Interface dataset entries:
+-------+

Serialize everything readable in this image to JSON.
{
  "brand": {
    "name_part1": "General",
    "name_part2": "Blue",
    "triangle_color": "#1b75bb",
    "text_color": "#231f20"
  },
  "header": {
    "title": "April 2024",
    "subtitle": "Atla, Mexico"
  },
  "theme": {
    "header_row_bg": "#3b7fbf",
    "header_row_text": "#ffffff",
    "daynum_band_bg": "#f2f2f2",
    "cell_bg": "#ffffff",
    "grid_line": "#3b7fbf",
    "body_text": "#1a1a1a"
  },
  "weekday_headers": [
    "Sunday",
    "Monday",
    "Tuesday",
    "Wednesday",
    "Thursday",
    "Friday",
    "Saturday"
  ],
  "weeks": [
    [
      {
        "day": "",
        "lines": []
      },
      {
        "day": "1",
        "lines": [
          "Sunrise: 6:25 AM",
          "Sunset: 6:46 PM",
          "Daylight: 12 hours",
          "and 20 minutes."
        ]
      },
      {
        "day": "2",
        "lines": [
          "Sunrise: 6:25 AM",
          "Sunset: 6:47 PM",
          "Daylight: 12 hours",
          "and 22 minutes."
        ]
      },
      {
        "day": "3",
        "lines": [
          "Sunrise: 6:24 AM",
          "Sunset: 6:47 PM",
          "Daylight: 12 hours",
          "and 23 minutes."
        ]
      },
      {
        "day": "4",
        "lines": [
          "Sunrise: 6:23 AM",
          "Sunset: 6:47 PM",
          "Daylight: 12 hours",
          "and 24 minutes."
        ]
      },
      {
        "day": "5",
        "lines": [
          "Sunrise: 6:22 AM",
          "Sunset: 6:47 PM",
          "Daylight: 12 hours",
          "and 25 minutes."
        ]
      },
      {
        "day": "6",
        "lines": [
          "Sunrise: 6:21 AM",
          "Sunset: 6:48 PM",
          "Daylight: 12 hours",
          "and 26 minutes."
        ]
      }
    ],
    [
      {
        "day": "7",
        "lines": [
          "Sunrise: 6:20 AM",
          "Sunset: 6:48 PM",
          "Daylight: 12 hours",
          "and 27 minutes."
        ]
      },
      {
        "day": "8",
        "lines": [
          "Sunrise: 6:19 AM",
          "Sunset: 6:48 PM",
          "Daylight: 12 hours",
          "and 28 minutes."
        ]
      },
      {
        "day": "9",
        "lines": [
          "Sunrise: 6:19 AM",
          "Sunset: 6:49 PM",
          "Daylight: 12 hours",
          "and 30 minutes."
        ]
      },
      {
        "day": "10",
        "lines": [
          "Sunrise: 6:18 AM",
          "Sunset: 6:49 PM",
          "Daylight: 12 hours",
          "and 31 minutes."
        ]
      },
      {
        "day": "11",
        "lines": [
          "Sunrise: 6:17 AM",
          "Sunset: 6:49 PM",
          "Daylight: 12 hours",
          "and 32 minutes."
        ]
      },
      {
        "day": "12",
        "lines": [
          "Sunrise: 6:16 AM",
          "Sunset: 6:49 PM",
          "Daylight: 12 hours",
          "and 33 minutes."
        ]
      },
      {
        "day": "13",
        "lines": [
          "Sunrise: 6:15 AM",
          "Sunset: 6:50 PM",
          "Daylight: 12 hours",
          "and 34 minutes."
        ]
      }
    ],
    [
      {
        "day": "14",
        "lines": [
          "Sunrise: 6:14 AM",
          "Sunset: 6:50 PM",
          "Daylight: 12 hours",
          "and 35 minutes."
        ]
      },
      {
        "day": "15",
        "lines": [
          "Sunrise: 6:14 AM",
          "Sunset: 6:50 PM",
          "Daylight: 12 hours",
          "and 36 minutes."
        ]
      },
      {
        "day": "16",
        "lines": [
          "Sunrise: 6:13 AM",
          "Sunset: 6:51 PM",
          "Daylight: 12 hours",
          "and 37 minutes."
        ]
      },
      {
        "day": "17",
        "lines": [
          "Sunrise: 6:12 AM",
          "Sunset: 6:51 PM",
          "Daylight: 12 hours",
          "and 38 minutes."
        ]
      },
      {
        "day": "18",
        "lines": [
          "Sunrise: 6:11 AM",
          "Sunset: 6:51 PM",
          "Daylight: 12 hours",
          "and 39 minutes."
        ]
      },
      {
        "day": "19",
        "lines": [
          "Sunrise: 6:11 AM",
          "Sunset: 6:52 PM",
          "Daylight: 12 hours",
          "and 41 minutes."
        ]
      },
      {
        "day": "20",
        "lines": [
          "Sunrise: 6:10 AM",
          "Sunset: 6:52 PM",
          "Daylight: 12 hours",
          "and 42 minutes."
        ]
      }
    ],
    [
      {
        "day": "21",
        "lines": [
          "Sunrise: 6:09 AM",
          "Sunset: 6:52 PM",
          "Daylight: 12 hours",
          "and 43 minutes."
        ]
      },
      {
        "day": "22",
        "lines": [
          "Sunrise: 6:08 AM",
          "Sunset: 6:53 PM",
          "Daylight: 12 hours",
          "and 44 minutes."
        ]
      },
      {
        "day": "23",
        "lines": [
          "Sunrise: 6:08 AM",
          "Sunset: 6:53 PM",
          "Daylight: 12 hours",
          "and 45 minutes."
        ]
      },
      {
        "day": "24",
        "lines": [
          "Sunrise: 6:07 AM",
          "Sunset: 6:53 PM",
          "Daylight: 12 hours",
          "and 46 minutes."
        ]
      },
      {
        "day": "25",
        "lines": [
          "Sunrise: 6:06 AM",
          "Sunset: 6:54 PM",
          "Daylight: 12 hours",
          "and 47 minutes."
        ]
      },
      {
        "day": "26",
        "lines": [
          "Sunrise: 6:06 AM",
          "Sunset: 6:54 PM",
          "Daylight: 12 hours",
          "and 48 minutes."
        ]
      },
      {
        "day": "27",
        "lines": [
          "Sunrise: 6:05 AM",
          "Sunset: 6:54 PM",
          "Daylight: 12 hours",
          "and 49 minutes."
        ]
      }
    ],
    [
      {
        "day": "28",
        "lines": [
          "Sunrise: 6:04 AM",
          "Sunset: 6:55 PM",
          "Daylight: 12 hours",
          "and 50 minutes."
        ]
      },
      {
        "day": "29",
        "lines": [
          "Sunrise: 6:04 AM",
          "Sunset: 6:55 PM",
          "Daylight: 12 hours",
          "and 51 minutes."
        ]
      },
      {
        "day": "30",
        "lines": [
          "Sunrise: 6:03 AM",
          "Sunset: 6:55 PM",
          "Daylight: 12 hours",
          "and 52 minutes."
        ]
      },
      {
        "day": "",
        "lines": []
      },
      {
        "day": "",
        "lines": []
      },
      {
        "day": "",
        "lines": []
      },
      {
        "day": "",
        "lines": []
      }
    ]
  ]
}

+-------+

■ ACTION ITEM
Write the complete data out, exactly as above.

■ COMPLETED EXERCISE
Serialize everything readable in this image to JSON.
{
  "brand": {
    "name_part1": "General",
    "name_part2": "Blue",
    "triangle_color": "#1b75bb",
    "text_color": "#231f20"
  },
  "header": {
    "title": "April 2024",
    "subtitle": "Atla, Mexico"
  },
  "theme": {
    "header_row_bg": "#3b7fbf",
    "header_row_text": "#ffffff",
    "daynum_band_bg": "#f2f2f2",
    "cell_bg": "#ffffff",
    "grid_line": "#3b7fbf",
    "body_text": "#1a1a1a"
  },
  "weekday_headers": [
    "Sunday",
    "Monday",
    "Tuesday",
    "Wednesday",
    "Thursday",
    "Friday",
    "Saturday"
  ],
  "weeks": [
    [
      {
        "day": "",
        "lines": []
      },
      {
        "day": "1",
        "lines": [
          "Sunrise: 6:25 AM",
          "Sunset: 6:46 PM",
          "Daylight: 12 hours",
          "and 20 minutes."
        ]
      },
      {
        "day": "2",
        "lines": [
          "Sunrise: 6:25 AM",
          "Sunset: 6:47 PM",
          "Daylight: 12 hours",
          "and 22 minutes."
        ]
      },
      {
        "day": "3",
        "lines": [
          "Sunrise: 6:24 AM",
          "Sunset: 6:47 PM",
          "Daylight: 12 hours",
          "and 23 minutes."
        ]
      },
      {
        "day": "4",
        "lines": [
          "Sunrise: 6:23 AM",
          "Sunset: 6:47 PM",
          "Daylight: 12 hours",
          "and 24 minutes."
        ]
      },
      {
        "day": "5",
        "lines": [
          "Sunrise: 6:22 AM",
          "Sunset: 6:47 PM",
          "Daylight: 12 hours",
          "and 25 minutes."
        ]
      },
      {
        "day": "6",
        "lines": [
          "Sunrise: 6:21 AM",
          "Sunset: 6:48 PM",
          "Daylight: 12 hours",
          "and 26 minutes."
        ]
      }
    ],
    [
      {
        "day": "7",
        "lines": [
          "Sunrise: 6:20 AM",
          "Sunset: 6:48 PM",
          "Daylight: 12 hours",
          "and 27 minutes."
        ]
      },
      {
        "day": "8",
        "lines": [
          "Sunrise: 6:19 AM",
          "Sunset: 6:48 PM",
          "Daylight: 12 hours",
          "and 28 minutes."
        ]
      },
      {
        "day": "9",
        "lines": [
          "Sunrise: 6:19 AM",
          "Sunset: 6:49 PM",
          "Daylight: 12 hours",
          "and 30 minutes."
        ]
      },
      {
        "day": "10",
        "lines": [
          "Sunrise: 6:18 AM",
          "Sunset: 6:49 PM",
          "Daylight: 12 hours",
          "and 31 minutes."
        ]
      },
      {
        "day": "11",
        "lines": [
          "Sunrise: 6:17 AM",
          "Sunset: 6:49 PM",
          "Daylight: 12 hours",
          "and 32 minutes."
        ]
      },
      {
        "day": "12",
        "lines": [
          "Sunrise: 6:16 AM",
          "Sunset: 6:49 PM",
          "Daylight: 12 hours",
          "and 33 minutes."
        ]
      },
      {
        "day": "13",
        "lines": [
          "Sunrise: 6:15 AM",
          "Sunset: 6:50 PM",
          "Daylight: 12 hours",
          "and 34 minutes."
        ]
      }
    ],
    [
      {
        "day": "14",
        "lines": [
          "Sunrise: 6:14 AM",
          "Sunset: 6:50 PM",
          "Daylight: 12 hours",
          "and 35 minutes."
        ]
      },
      {
        "day": "15",
        "lines": [
          "Sunrise: 6:14 AM",
          "Sunset: 6:50 PM",
          "Daylight: 12 hours",
          "and 36 minutes."
        ]
      },
      {
        "day": "16",
        "lines": [
          "Sunrise: 6:13 AM",
          "Sunset: 6:51 PM",
          "Daylight: 12 hours",
          "and 37 minutes."
        ]
      },
      {
        "day": "17",
        "lines": [
          "Sunrise: 6:12 AM",
          "Sunset: 6:51 PM",
          "Daylight: 12 hours",
          "and 38 minutes."
        ]
      },
      {
        "day": "18",
        "lines": [
          "Sunrise: 6:11 AM",
          "Sunset: 6:51 PM",
          "Daylight: 12 hours",
          "and 39 minutes."
        ]
      },
      {
        "day": "19",
        "lines": [
          "Sunrise: 6:11 AM",
          "Sunset: 6:52 PM",
          "Daylight: 12 hours",
          "and 41 minutes."
        ]
      },
      {
        "day": "20",
        "lines": [
          "Sunrise: 6:10 AM",
          "Sunset: 6:52 PM",
          "Daylight: 12 hours",
          "and 42 minutes."
        ]
      }
    ],
    [
      {
        "day": "21",
        "lines": [
          "Sunrise: 6:09 AM",
          "Sunset: 6:52 PM",
          "Daylight: 12 hours",
          "and 43 minutes."
        ]
      },
      {
        "day": "22",
        "lines": [
          "Sunrise: 6:08 AM",
          "Sunset: 6:53 PM",
          "Daylight: 12 hours",
          "and 44 minutes."
        ]
      },
      {
        "day": "23",
        "lines": [
          "Sunrise: 6:08 AM",
          "Sunset: 6:53 PM",
          "Daylight: 12 hours",
          "and 45 minutes."
        ]
      },
      {
        "day": "24",
        "lines": [
          "Sunrise: 6:07 AM",
          "Sunset: 6:53 PM",
          "Daylight: 12 hours",
          "and 46 minutes."
        ]
      },
      {
        "day": "25",
        "lines": [
          "Sunrise: 6:06 AM",
          "Sunset: 6:54 PM",
          "Daylight: 12 hours",
          "and 47 minutes."
        ]
      },
      {
        "day": "26",
        "lines": [
          "Sunrise: 6:06 AM",
          "Sunset: 6:54 PM",
          "Daylight: 12 hours",
          "and 48 minutes."
        ]
      },
      {
        "day": "27",
        "lines": [
          "Sunrise: 6:05 AM",
          "Sunset: 6:54 PM",
          "Daylight: 12 hours",
          "and 49 minutes."
        ]
      }
    ],
    [
      {
        "day": "28",
        "lines": [
          "Sunrise: 6:04 AM",
          "Sunset: 6:55 PM",
          "Daylight: 12 hours",
          "and 50 minutes."
        ]
      },
      {
        "day": "29",
        "lines": [
          "Sunrise: 6:04 AM",
          "Sunset: 6:55 PM",
          "Daylight: 12 hours",
          "and 51 minutes."
        ]
      },
      {
        "day": "30",
        "lines": [
          "Sunrise: 6:03 AM",
          "Sunset: 6:55 PM",
          "Daylight: 12 hours",
          "and 52 minutes."
        ]
      },
      {
        "day": "",
        "lines": []
      },
      {
        "day": "",
        "lines": []
      },
      {
        "day": "",
        "lines": []
      },
      {
        "day": "",
        "lines": []
      }
    ]
  ]
}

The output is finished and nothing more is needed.